Economic Incentive Package Sparks Critique In The House
The Florida House took up the Governor’s primary economic development proposition. But House lawmakers are pulling out all the stops in hopes of getting it across the finish line.
In state government terms, Christmas comes when the governor signs the annual budget. And this year, Governor Rick Scott has been clear there are two things he wants to see under the tree. One billion dollars in tax cuts, and another quarter billion in Enterprise Florida funding.
He may be disappointed.
The Senate is open to the Enterprise Florida proposal, but it’s less interested in a big tax cut. The House is just the opposite. Its tax cut package tallies close to the governor’s dollar amount, but many members—from both sides of the aisle—are hostile to the business incentives Enterprise Florida doles out. That hasn’t stopped the idea from making it to the floor.
“This bill is a framework bill only,” Rep. Jim Boyd (R-Bradenton) says. “It strengthens the process that we’re currently under it provides no dollar allocation in this bill for any part of this program.”
Boyd’s sponsoring the measure in the House. So what’s his tactic to move the bill through a chamber skeptical of attracting businesses with economic incentives? He just stripped out the appropriation completely. The move drew criticism from St. Petersburg Democrat Darryl Rouson.

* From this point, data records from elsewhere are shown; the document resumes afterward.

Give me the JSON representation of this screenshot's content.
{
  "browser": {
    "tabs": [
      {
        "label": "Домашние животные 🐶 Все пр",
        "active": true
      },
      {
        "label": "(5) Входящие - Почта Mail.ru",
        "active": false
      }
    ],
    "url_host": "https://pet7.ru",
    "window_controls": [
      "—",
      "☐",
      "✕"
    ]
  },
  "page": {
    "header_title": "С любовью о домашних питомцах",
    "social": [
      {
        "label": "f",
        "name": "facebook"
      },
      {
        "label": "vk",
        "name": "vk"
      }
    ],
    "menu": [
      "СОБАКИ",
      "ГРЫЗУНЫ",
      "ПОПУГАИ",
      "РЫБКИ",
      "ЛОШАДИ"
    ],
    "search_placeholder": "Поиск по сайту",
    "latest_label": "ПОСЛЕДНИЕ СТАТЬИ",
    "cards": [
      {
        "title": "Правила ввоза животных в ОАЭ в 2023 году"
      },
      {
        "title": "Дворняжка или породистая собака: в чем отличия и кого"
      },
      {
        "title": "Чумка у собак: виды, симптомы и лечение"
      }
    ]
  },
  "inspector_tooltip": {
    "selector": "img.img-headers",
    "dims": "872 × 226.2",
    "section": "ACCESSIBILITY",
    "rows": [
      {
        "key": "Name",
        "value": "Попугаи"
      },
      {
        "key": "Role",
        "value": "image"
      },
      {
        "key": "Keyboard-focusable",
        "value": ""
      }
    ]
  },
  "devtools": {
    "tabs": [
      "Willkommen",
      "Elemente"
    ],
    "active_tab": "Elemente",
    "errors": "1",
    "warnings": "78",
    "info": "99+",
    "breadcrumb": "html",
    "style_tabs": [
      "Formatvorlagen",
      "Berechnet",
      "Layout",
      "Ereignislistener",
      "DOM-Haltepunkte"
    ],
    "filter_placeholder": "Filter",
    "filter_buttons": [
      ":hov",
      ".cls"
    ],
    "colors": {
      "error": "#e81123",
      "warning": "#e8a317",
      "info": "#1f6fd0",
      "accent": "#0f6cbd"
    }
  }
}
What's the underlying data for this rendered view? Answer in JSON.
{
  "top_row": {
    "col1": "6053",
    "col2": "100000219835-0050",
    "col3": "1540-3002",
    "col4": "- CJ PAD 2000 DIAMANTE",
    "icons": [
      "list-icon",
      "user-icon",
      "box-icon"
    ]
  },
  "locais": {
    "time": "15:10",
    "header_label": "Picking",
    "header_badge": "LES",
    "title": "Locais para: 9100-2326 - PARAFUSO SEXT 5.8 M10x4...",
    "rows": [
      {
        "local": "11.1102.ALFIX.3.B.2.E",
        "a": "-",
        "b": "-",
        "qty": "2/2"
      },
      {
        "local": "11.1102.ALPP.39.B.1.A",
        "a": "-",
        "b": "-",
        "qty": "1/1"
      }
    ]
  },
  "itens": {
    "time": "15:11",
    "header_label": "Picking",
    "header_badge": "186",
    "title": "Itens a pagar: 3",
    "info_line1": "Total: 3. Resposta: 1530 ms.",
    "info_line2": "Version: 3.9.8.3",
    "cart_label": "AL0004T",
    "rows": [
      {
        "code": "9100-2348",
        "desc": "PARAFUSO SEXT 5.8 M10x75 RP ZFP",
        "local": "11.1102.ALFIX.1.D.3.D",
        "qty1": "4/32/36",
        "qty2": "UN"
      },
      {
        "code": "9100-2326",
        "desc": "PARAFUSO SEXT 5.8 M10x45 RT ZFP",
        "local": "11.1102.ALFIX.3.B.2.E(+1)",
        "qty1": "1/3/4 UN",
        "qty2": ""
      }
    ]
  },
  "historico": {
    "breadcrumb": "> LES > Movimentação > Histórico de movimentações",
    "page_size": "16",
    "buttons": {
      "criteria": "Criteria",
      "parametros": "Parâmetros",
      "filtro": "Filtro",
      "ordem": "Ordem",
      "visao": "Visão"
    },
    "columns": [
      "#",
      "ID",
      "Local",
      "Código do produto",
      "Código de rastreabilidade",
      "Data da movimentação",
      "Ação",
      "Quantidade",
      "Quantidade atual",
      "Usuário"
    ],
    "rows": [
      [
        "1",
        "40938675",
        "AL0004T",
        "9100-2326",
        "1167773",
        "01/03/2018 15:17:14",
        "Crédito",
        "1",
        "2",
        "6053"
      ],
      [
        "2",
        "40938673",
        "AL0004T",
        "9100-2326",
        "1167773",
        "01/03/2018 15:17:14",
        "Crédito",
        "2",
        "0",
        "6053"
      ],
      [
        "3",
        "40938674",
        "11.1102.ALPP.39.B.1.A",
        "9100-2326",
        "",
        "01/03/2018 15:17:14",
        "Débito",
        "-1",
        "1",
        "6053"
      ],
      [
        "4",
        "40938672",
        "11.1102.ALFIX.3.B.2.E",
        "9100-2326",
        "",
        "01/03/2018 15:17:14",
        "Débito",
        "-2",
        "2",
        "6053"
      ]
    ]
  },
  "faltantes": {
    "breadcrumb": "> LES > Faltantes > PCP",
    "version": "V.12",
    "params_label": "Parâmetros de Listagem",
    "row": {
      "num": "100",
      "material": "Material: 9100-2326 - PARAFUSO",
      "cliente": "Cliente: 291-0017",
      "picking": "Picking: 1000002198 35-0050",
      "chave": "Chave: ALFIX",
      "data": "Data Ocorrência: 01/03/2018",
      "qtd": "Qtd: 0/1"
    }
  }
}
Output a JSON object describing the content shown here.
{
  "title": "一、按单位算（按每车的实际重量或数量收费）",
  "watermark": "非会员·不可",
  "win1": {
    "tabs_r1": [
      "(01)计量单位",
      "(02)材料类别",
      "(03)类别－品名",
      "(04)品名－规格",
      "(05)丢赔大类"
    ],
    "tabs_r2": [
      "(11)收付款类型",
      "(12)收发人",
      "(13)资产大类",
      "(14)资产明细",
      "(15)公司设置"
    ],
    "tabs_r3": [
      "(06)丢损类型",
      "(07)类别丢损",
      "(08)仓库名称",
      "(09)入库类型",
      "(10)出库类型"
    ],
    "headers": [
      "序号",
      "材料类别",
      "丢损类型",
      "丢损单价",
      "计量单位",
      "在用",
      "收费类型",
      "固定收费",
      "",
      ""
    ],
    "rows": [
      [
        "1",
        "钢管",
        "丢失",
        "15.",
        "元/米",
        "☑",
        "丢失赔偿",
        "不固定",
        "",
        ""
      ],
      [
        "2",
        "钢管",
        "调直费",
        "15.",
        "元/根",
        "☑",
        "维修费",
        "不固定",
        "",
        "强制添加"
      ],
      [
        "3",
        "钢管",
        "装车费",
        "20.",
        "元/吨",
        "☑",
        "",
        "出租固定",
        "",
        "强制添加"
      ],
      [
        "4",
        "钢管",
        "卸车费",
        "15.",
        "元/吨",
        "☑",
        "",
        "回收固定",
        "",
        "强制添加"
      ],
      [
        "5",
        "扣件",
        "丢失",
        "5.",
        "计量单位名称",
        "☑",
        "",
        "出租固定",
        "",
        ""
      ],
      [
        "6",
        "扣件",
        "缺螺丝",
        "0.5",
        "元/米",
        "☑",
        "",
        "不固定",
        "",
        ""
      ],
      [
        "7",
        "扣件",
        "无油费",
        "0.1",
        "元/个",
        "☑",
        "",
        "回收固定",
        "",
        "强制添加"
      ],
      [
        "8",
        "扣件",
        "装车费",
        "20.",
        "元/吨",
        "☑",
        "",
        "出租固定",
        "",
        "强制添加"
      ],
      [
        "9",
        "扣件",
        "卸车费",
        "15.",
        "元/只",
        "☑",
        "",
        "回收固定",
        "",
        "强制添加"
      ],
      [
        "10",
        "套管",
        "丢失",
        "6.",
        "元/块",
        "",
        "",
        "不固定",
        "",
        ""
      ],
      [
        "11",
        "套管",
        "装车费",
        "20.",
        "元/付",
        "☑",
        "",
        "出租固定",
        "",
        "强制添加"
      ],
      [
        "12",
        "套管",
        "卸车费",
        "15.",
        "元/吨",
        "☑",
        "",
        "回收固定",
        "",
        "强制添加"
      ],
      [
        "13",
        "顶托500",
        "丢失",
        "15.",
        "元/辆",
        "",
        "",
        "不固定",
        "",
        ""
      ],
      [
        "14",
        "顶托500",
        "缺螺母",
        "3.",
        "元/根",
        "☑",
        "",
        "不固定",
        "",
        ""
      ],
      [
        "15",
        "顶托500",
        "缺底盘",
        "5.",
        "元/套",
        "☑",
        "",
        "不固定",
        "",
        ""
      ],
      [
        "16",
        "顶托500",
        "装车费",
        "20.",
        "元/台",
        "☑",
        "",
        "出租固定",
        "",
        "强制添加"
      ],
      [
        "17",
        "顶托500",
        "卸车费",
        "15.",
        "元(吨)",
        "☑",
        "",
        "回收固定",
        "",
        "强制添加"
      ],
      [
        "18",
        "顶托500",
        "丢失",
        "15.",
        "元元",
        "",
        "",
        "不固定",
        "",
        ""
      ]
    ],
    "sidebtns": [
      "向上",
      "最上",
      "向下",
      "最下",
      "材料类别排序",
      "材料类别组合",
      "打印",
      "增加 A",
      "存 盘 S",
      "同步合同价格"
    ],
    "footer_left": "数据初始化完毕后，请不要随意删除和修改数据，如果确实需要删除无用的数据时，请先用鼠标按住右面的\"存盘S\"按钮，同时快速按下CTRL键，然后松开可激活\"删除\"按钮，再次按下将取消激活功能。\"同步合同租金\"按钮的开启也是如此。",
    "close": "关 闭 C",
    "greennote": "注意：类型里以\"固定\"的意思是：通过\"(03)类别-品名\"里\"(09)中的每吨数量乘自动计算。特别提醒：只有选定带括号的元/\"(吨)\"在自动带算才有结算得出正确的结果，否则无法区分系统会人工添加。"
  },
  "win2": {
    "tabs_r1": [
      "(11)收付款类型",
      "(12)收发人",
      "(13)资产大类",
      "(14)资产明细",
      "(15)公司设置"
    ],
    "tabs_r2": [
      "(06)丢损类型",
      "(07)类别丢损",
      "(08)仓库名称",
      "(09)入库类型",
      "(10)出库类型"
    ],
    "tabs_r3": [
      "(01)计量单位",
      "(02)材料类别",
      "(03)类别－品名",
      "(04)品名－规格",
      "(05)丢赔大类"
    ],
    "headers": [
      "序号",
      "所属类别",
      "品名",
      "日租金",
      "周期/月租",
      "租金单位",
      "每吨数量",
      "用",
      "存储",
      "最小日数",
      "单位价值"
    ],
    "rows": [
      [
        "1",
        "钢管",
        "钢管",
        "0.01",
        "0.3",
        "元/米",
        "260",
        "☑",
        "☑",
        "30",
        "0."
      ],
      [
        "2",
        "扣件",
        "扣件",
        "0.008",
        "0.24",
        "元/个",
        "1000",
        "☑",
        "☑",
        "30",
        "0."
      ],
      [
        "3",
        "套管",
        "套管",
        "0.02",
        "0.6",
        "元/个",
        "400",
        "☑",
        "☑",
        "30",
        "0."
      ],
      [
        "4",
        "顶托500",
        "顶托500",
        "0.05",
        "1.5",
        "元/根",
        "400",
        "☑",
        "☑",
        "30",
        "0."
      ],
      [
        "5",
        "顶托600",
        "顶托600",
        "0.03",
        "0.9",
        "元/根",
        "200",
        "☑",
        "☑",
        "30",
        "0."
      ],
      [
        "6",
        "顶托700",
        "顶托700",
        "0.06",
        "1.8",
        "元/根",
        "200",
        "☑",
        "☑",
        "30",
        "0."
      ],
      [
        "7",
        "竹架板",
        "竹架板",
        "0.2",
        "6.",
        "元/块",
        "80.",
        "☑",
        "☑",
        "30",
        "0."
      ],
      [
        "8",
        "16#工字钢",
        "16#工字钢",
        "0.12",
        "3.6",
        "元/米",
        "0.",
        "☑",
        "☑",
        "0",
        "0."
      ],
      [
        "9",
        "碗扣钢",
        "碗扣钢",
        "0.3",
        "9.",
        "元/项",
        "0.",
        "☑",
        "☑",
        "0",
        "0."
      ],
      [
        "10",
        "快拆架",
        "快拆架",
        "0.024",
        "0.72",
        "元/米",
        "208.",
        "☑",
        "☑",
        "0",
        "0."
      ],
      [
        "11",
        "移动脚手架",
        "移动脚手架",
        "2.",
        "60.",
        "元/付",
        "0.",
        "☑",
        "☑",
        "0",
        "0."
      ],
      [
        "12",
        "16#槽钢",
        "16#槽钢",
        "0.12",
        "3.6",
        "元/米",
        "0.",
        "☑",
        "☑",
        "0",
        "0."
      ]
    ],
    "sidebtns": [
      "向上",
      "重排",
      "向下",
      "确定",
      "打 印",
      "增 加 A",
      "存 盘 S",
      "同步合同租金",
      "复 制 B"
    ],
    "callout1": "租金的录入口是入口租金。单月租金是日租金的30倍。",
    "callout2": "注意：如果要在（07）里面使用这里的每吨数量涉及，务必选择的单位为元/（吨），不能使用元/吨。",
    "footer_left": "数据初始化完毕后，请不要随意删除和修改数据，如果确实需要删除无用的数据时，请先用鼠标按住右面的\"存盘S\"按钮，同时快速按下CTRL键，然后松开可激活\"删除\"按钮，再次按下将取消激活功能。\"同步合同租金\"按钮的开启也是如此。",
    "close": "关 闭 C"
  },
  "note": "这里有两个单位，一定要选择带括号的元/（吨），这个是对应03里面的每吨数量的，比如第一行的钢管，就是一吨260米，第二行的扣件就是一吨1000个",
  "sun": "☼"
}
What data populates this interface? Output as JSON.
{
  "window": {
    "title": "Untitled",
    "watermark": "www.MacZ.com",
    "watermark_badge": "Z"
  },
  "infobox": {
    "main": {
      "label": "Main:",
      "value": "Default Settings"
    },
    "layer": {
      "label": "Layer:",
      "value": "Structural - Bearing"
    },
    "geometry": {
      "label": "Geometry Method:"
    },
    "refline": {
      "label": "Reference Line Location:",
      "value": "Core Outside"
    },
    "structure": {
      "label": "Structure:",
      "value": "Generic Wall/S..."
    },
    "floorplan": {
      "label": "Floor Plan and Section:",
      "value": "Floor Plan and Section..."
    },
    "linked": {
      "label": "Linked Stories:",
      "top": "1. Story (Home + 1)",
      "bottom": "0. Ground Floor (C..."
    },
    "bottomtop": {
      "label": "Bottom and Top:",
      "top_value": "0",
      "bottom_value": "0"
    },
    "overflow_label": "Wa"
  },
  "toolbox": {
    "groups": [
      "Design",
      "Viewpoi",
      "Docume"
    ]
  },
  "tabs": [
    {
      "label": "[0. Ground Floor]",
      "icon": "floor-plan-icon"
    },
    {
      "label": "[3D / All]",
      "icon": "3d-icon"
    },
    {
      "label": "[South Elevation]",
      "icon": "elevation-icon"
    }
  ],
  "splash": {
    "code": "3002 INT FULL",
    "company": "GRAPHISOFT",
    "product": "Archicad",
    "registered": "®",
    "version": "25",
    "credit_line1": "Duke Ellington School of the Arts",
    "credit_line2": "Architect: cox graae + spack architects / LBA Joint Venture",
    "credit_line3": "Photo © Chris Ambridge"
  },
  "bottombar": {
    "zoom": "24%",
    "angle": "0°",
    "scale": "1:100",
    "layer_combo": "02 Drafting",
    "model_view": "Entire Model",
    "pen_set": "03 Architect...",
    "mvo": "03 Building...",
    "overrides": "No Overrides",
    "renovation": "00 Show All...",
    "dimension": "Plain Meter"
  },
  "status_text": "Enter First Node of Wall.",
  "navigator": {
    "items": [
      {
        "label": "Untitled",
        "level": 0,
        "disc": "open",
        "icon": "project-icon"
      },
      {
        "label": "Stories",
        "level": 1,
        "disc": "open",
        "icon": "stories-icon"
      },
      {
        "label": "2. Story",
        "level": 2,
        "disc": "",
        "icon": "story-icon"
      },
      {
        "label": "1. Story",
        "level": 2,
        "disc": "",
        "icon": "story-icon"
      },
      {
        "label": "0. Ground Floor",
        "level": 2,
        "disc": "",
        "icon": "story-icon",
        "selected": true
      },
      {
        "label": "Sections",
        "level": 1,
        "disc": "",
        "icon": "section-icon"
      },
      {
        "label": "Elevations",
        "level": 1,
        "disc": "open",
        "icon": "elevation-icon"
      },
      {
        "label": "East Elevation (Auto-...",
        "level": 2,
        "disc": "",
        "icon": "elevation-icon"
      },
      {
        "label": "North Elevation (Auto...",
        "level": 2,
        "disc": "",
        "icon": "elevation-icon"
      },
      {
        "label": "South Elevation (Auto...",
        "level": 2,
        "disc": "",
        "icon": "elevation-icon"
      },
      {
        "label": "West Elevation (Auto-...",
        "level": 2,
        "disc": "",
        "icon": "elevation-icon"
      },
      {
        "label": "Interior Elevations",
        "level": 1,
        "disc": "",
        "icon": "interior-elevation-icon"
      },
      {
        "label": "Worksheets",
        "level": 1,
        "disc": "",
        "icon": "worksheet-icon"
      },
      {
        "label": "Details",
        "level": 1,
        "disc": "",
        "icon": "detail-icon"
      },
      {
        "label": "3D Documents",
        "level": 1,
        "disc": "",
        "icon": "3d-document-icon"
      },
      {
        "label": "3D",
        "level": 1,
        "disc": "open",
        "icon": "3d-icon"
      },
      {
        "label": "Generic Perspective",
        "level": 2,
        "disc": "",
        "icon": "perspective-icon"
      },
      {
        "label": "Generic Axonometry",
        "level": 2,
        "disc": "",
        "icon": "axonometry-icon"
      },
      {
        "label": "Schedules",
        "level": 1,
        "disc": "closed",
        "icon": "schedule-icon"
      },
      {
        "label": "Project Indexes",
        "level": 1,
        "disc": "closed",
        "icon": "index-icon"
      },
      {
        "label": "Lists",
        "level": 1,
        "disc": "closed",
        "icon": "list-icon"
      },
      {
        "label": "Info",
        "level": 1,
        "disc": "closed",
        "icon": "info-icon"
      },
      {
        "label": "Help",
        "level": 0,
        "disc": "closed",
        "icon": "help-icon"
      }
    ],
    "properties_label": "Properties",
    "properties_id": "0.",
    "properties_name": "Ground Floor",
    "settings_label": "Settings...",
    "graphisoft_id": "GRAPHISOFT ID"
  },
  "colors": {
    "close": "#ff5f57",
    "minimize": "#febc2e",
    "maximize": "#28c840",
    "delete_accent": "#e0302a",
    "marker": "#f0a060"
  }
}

“So at some point this bill will have a fiscal [impact],” Rouson asks, “we just don’t know what it is at this point and we’ve not offered anything towards what the Senate has put in?”
Some Republicans took issue with the approach as well. And it’s not hard to see why—the GOP’s calling card is fiscal responsibility, but under Boyd’s approach, the House would relinquish the debate over funding to the budget conference committee. Ormond Beach Republican Fred Costello asks about whether lawmakers will get to vote on the amount of the appropriation.
“If I understood you correctly earlier the House is at zero, Senate’s at $250 million,” Costello says. “Is the only time that we have an opportunity to vote whether we support this program or not on this bill or will there be a separate vote for how much money the house ends up compromising with the senate other than only the vote up or down for the budget?”
Boyd attempts to elide the question, but the answer yes. And the—we’ll call it legislative creativity—isn’t limited to dropping the appropriation.
“Representative—can you tell me why this bill did not go to the next committee of reference before coming to the floor?” Gwyn Clarke-Reed (D-Deerfield Beach) asks.
Thanks to a late change by House leadership, the measure only had to pass one committee before heading to the House floor, while most bills have to run a three-committee gauntlet.
“That’s a bit above my paygrade,” Boyd explains.
The measure came in for a number of other criticisms as well. House Democrats attempted to add an amendment giving teeth to an existing statutory requirement that Enterprise draw half its funds from the private sector. Boyd says the organization is already complying with the law, and no government reporting has shown otherwise.
A 2004 report from legislative researchers put the split closer to 85/15 in favor of taxpayer funds. More recent outside reports have found a similar balance.
Democrats also took Boyd task for lowering return on investment requirements. But ROI has been one of Gov. Scott’s biggest talking points for Enterprise Florida. Here is at the Enterprise board meeting in August of last year.
“So the return for Enterprise Florida transactions in the last four and a half years has been ten times,” he said. “We got ten times the money we put up, so for our taxpayers if we put up and hundred thousand dollars we’re getting ten times that back in tax revenue to the state.”
“Now Shad you’re an investor—would you do that deal? Like—every day, right?”
Shad is Shad Khan, owner of the Jacksonville Jaguars, and the statutory benchmark is actually half that just five to one. Boyd’s measure cuts the requirement lower—down to just three to one.
Tuesday’s discussion is the bill’s second reading. It’s a phase of the floor process where lawmakers ask questions of the sponsor. The measure is likely to come up for debate and a final vote when the House takes the floor Wednesday.